Repeat the following entries exactly, excluding pictures.

————————

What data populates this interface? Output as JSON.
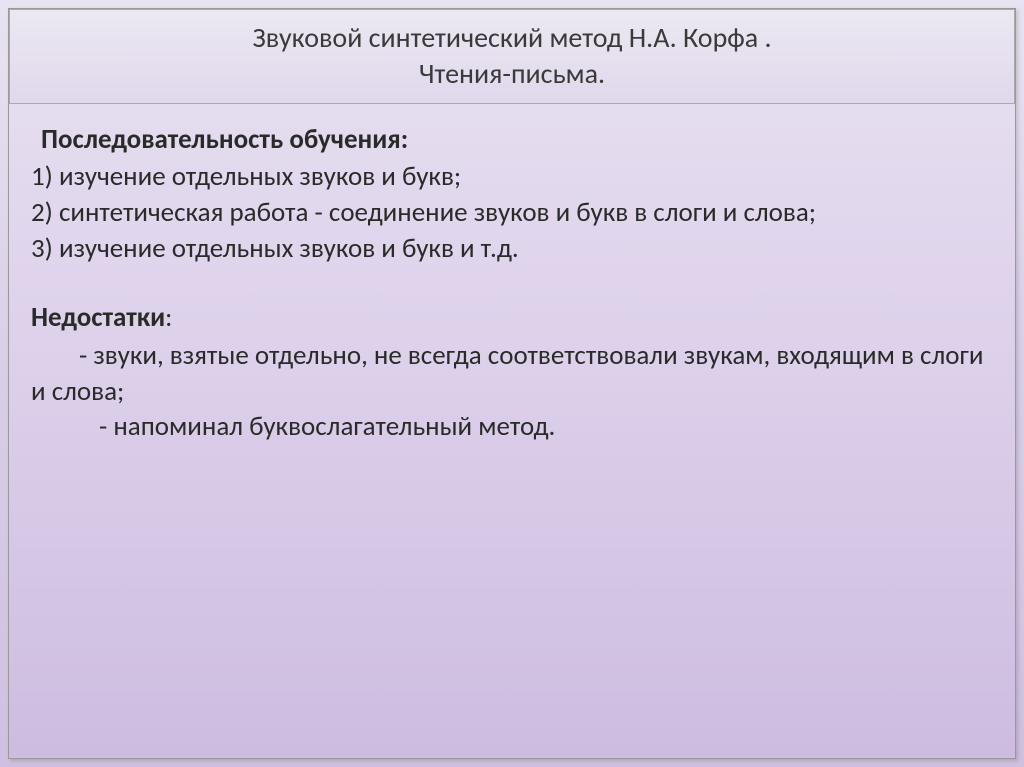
{
  "header": {
    "title_line1": "Звуковой синтетический метод Н.А. Корфа .",
    "title_line2": "Чтения-письма."
  },
  "content": {
    "sequence_heading": "Последовательность обучения:",
    "sequence_items": [
      " 1) изучение отдельных звуков и букв;",
      " 2) синтетическая работа - соединение звуков и букв в слоги и слова;",
      " 3) изучение отдельных звуков и букв и т.д."
    ],
    "drawbacks_heading": "Недостатки",
    "drawbacks_colon": ":",
    "drawbacks_items": [
      "- звуки, взятые отдельно, не всегда соответствовали звукам, входящим в слоги и слова;",
      "- напоминал буквослагательный метод."
    ]
  }
}
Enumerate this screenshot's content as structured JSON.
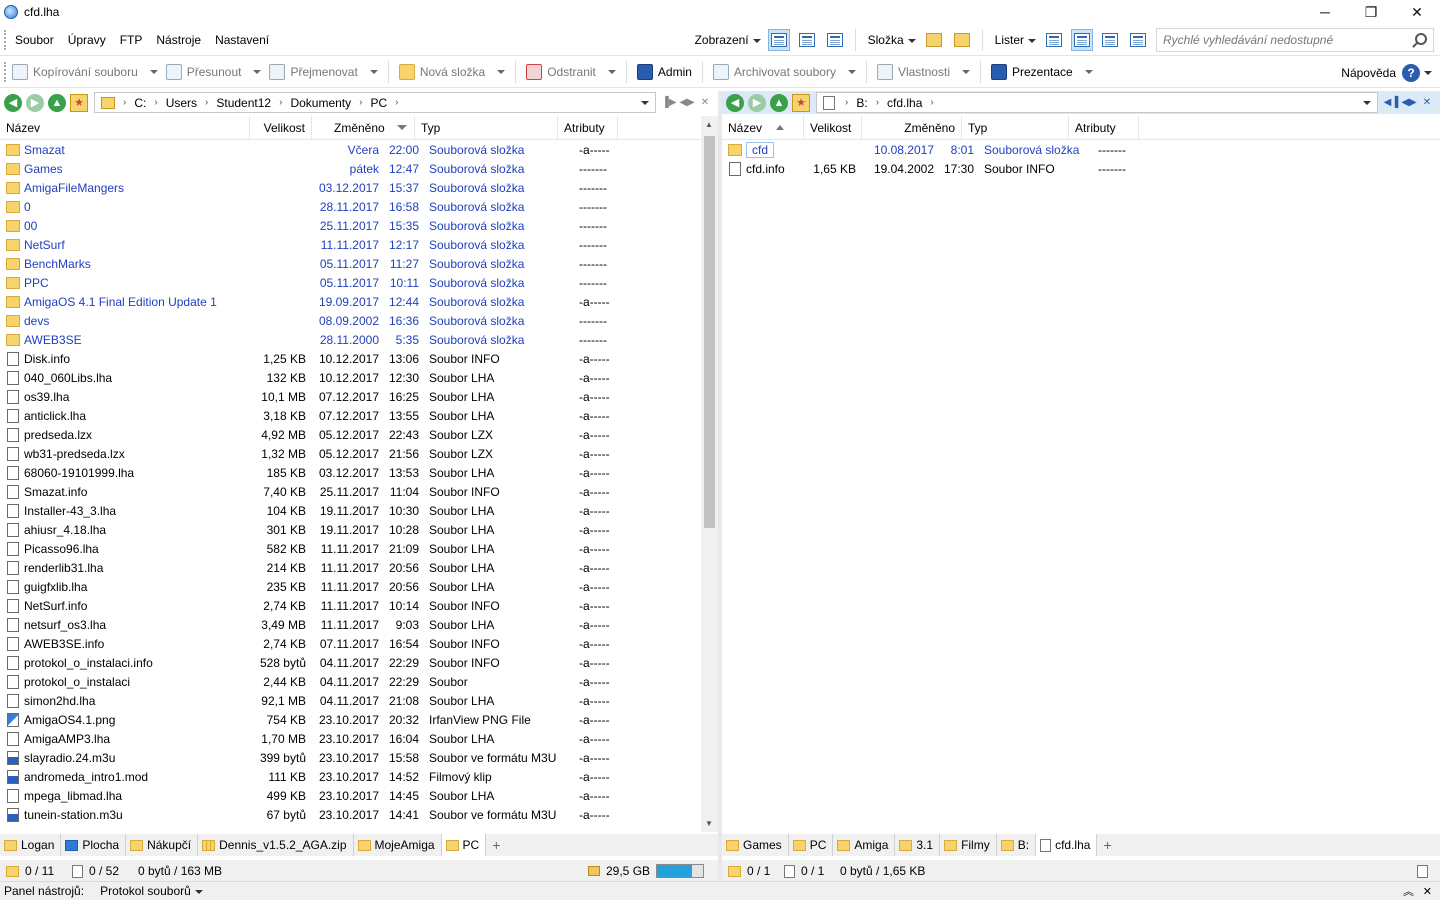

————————

Written response —
What data populates this interface? Output as JSON.
{
  "header": {
    "title_line1": "Звуковой синтетический метод Н.А. Корфа .",
    "title_line2": "Чтения-письма."
  },
  "content": {
    "sequence_heading": "Последовательность обучения:",
    "sequence_items": [
      " 1) изучение отдельных звуков и букв;",
      " 2) синтетическая работа - соединение звуков и букв в слоги и слова;",
      " 3) изучение отдельных звуков и букв и т.д."
    ],
    "drawbacks_heading": "Недостатки",
    "drawbacks_colon": ":",
    "drawbacks_items": [
      "- звуки, взятые отдельно, не всегда соответствовали звукам, входящим в слоги и слова;",
      "- напоминал буквослагательный метод."
    ]
  }
}
Enumerate this screenshot's content as structured JSON.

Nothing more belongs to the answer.